SurveyMonkey Enters the Employee Engagement Market

SurveyMonkey Enters the Employee Engagement Market

The online survey development SurveyMonkey has launched a new tool for employers called SurveyMonkey Engage, which (you guessed it) surveys employees about their engagement, job satisfaction, future plans, and other talent dynamics. Phil Albinus reports at Employee Benefit News that the platform collects anonymous survey responses, analyzes them, and displays them in a dashboard for HR directors and senior executives to review:

The first Engage poll, called a “core survey,” is 15 questions plus a few questions that require comments, which the company says takes only five minutes to complete. Employees have two weeks to fill out the survey before the polling is closed.

After the first survey, Engage begins a monthly follow-up survey of three to five questions to create what it calls a “check in.” This “conversational cadence” allows SurveyMonkey to poll employees for their opinions on their employer’s workplace, connection with their job, work matters and more. Every six months, employees take another core survey that resembles the first survey to “establish the baseline of employee engagement.” The company just released a new question bank to add additional questions to the check-in surveys if they desire.

SurveyMonkey is only the latest polling company to get in the engagement survey game: Gallup, for example, has been offering employee engagement services for years. With business leaders more focused than ever on capturing the value of talent analytics, these third-party services are likely to proliferate further in the coming years.

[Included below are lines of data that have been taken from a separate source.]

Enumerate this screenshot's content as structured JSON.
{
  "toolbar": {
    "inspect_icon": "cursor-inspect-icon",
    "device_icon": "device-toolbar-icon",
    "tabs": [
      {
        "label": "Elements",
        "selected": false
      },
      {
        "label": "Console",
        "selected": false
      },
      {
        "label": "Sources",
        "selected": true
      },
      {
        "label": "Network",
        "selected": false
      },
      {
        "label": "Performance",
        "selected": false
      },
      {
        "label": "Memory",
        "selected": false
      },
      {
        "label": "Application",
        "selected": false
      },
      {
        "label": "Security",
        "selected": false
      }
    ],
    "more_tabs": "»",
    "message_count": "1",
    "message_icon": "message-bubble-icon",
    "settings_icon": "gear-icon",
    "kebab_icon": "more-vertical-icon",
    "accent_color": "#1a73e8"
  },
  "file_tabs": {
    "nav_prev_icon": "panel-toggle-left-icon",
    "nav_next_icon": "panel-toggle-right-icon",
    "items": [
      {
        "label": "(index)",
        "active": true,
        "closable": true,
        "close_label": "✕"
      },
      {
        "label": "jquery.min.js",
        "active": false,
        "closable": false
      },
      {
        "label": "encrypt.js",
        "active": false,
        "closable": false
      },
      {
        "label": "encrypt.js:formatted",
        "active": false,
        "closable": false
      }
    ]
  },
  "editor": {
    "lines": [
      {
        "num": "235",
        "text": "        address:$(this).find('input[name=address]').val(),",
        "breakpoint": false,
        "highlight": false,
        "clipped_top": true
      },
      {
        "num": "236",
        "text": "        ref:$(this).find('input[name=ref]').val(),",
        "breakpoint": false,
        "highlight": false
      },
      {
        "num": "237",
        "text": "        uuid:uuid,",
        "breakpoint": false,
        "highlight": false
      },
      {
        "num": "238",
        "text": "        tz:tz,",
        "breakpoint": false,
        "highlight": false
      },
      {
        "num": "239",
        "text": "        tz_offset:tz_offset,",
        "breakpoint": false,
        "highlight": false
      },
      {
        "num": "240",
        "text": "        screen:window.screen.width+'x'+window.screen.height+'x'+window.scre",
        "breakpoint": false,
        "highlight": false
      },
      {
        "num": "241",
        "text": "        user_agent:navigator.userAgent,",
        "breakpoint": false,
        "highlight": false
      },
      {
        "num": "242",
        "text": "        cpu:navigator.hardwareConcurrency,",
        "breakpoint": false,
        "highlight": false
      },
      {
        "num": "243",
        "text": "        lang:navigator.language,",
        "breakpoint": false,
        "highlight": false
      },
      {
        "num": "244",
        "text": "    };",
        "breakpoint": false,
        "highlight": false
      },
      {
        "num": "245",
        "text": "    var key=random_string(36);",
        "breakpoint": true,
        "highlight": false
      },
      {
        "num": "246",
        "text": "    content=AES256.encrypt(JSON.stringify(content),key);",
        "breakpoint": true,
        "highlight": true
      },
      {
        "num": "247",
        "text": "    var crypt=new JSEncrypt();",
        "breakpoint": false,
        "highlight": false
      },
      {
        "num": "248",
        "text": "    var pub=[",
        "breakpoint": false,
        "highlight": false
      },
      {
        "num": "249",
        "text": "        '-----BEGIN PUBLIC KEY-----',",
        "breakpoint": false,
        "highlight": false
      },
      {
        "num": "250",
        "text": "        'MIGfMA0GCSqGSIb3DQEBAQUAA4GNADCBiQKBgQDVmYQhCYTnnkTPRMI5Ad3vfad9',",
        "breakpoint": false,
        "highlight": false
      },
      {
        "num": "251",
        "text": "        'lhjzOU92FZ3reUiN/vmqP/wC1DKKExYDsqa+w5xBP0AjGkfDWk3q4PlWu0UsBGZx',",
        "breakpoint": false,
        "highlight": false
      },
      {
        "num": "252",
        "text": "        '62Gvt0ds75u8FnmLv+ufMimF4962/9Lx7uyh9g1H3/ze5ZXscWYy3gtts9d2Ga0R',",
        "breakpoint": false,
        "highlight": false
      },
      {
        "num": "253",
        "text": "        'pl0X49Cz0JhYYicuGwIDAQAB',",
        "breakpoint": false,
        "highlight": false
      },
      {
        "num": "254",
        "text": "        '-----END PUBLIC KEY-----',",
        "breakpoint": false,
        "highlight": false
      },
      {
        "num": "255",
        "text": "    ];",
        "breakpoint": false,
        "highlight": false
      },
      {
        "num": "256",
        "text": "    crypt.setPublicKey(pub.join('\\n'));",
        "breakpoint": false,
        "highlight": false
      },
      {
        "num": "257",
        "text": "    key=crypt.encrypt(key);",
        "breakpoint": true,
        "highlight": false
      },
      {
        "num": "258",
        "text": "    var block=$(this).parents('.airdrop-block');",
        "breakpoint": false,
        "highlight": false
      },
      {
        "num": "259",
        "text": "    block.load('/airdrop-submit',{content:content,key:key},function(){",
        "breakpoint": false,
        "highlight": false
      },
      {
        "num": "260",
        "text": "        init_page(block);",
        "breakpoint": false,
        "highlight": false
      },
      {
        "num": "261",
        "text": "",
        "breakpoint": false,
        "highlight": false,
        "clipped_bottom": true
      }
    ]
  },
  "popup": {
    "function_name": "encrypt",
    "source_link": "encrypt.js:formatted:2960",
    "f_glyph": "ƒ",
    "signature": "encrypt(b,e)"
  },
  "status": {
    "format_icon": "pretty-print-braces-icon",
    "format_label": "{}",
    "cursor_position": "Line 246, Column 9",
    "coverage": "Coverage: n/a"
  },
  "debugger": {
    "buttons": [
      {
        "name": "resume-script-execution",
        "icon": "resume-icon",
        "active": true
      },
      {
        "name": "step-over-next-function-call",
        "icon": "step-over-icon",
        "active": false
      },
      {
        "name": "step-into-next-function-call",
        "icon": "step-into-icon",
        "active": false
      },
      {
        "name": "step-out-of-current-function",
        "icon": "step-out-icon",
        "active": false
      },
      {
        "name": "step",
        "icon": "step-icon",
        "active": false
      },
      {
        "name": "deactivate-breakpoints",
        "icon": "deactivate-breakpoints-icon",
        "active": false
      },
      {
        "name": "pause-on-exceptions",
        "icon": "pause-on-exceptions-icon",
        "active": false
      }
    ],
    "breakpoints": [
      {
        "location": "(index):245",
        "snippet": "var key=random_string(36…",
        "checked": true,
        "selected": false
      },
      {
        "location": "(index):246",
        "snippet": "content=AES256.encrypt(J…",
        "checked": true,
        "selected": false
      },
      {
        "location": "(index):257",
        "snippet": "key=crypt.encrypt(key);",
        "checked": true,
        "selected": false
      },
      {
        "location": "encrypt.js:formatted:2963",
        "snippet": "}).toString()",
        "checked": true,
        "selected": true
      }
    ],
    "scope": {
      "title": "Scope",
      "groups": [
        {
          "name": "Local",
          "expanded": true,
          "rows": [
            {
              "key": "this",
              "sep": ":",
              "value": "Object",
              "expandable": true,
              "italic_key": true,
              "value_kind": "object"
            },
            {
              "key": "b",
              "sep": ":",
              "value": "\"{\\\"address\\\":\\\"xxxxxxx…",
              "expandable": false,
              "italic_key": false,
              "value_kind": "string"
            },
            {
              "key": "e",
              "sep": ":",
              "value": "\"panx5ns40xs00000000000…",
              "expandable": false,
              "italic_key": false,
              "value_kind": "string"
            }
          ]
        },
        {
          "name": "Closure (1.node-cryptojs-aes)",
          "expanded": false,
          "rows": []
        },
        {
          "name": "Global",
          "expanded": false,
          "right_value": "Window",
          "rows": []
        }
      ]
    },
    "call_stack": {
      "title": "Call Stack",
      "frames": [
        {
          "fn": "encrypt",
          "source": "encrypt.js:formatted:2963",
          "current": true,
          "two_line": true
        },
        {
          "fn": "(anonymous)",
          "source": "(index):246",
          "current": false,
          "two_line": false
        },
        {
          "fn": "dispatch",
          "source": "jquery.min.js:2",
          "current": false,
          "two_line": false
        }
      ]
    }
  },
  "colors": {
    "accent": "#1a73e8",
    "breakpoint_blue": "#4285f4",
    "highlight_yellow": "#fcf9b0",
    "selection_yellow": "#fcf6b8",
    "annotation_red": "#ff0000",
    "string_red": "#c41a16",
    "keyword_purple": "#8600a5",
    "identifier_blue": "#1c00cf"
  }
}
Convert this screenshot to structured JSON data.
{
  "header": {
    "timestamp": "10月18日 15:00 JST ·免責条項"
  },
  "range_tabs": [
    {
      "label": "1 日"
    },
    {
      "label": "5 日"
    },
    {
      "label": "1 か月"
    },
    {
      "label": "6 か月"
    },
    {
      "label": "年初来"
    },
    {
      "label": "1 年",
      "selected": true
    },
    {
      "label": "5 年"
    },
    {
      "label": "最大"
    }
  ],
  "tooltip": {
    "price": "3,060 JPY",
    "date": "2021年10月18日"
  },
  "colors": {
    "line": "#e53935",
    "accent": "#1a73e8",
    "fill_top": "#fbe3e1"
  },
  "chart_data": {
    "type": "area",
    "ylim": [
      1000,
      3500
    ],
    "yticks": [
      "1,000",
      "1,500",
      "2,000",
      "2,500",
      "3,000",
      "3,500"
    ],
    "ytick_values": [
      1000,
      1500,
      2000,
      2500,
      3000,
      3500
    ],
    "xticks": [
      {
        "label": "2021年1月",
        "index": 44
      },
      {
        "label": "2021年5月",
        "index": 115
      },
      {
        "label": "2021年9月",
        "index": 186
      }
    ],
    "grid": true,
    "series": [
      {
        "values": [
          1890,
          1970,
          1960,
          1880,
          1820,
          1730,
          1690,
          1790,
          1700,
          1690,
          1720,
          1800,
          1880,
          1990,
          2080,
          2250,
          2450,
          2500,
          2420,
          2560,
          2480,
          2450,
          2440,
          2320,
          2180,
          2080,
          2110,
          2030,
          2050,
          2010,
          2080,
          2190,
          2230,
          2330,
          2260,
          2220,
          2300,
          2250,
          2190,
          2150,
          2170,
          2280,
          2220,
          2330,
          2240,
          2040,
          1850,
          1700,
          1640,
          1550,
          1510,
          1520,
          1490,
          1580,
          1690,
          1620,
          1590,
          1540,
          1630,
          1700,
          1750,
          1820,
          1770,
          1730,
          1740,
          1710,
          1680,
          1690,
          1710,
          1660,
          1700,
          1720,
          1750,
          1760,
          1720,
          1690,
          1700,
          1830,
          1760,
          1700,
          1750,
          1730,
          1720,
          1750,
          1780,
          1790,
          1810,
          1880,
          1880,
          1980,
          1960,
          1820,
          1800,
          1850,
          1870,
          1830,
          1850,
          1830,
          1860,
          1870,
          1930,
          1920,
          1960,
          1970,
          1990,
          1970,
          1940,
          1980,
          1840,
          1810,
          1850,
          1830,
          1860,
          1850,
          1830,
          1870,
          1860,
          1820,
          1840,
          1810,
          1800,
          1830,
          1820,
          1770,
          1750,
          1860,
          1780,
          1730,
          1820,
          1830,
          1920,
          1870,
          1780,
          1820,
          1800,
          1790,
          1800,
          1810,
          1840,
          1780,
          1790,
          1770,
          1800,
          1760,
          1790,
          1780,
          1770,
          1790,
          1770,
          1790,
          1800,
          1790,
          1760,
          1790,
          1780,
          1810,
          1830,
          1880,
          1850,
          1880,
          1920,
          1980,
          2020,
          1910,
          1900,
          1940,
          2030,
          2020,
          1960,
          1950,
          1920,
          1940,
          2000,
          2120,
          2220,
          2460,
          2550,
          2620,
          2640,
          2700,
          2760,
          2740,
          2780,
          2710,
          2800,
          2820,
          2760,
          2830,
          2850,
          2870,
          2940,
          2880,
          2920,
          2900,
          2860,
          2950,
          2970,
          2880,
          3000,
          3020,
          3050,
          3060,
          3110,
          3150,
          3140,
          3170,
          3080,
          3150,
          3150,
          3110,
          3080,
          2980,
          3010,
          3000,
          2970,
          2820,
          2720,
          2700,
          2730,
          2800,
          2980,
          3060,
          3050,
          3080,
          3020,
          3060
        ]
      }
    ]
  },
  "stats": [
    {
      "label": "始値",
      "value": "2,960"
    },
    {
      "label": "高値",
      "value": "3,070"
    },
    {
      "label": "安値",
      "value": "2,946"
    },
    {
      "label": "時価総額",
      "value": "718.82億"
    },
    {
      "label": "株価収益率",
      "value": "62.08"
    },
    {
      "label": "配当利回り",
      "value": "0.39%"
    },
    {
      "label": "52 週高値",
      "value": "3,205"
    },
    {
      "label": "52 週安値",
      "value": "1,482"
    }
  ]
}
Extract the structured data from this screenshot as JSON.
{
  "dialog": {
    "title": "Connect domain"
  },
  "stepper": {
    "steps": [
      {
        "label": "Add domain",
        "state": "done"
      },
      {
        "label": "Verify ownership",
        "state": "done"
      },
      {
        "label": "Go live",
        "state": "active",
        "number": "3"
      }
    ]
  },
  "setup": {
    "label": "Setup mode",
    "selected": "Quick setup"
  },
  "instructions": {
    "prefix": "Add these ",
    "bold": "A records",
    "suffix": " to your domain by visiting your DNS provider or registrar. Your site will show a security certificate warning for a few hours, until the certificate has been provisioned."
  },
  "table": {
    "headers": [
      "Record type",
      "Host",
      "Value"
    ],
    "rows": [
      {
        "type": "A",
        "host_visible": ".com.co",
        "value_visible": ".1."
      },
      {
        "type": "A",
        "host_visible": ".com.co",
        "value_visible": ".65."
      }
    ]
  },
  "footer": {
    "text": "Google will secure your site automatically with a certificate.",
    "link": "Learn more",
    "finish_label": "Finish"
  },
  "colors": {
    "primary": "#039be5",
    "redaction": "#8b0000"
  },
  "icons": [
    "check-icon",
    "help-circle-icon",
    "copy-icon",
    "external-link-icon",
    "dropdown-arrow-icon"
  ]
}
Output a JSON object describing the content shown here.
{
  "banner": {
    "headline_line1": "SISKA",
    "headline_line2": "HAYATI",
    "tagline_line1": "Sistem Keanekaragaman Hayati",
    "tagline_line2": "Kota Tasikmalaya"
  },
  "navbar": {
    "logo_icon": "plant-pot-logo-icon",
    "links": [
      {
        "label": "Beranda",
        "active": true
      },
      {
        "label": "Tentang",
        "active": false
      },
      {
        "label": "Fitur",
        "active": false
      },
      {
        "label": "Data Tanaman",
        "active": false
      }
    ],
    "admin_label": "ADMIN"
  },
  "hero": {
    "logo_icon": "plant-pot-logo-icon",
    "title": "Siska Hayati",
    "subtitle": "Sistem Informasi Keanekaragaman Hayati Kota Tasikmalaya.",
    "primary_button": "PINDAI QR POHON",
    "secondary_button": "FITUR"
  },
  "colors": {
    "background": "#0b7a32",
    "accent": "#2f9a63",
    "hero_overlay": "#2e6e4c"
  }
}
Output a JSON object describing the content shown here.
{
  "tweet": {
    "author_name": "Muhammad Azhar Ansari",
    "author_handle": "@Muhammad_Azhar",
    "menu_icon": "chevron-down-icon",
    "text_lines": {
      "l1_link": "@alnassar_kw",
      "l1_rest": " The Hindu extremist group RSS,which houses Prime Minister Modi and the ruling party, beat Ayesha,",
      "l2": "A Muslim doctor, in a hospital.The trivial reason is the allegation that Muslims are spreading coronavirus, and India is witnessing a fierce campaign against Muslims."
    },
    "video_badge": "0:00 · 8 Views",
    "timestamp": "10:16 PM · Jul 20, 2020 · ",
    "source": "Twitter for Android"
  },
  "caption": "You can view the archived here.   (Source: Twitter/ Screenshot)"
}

At the same time, however, surveys don’t always capture as much as leaders would like about what employees are really thinking and how they are really feeling. It’s widely understood now that an annual survey is an inadequate tool for understanding engagement and culture in a fast-changing work environment, which is why SurveyMonkey’s model includes monthly pulse surveys, but even more frequent feedback only goes so far as the organization collecting it can trust it and knows what to do with it. For example, if employees don’t feel like they can be honest in a survey, even anonymously, the data that survey produces won’t be reliable, whereas if HR is too focused on abstract benchmarks or lacks clarity on what engagement metrics really matter to the outcomes the organization are pursuing, it won’t be useful.

This is not to comment on the quality of SurveyMonkey’s new tool, but merely to caution against relying too heavily on new models or technologies to improve the collection of engagement data. Our research at CEB, now Gartner, has found that most engagement leaders consider the wide range of models out there more similar than different. Also, while data quality and credibility are key barriers to implementing effective talent analytics, the barrier is not technological: Building better relationships within the HR function and across the organization is twice as effective at improving the quality of a talent analytics program than investing in new technology.

Some organizations are even looking beyond surveys to get a clearer view into employees’ real experiences. Inspired by the consumer marketing concept of social listening, for example, Unilever combines employees’ internally-posted public comments and global commentary on firm-relevant issues with anonymous freeform survey responses to produce a more complete picture not only of employee engagement, but of the company’s culture.

CEB Corporate Leadership Council members can read our case study on Unilever’s cultural listening program, which is just one of many insights generated in our recent work on organizational culture. Members can also access a range of research and tools to help them better measure employee engagement in ways that align with real business needs.